What needs to be done: From the entries that follow, pick out all lines holding "JSON".

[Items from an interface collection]
____________
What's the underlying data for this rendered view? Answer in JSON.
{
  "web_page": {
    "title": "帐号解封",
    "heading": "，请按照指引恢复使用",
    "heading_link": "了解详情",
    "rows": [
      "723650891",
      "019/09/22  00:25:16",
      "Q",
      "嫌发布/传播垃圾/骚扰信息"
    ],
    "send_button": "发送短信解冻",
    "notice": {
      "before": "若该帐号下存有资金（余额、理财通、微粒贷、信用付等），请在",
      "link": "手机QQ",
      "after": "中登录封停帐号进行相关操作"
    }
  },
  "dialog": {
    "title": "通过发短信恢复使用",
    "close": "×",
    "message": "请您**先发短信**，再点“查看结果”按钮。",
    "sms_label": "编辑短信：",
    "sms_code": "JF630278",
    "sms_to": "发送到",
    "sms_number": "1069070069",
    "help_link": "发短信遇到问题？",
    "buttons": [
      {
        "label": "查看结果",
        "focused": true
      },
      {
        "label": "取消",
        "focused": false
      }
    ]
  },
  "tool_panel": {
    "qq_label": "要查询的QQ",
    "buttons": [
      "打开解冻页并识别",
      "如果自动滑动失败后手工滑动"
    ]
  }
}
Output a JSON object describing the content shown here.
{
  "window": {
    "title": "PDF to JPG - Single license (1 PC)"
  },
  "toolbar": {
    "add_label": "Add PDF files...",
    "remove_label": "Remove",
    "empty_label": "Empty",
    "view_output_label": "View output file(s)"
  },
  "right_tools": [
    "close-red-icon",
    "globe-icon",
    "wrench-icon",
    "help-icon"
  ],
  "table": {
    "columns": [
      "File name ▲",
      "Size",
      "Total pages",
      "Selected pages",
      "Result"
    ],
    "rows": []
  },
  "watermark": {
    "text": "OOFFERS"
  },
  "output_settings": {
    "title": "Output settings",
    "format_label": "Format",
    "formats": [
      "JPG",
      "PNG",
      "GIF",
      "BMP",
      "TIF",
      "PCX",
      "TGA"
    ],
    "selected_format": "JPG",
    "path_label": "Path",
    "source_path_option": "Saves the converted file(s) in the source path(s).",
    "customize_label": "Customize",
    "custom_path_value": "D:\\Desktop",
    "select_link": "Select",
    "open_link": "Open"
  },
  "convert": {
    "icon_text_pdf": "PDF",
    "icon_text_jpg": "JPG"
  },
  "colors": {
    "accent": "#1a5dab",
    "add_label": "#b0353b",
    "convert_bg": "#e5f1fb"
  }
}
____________
Expected answer:
What's the underlying data for this rendered view? Answer in JSON.
Output a JSON object describing the content shown here.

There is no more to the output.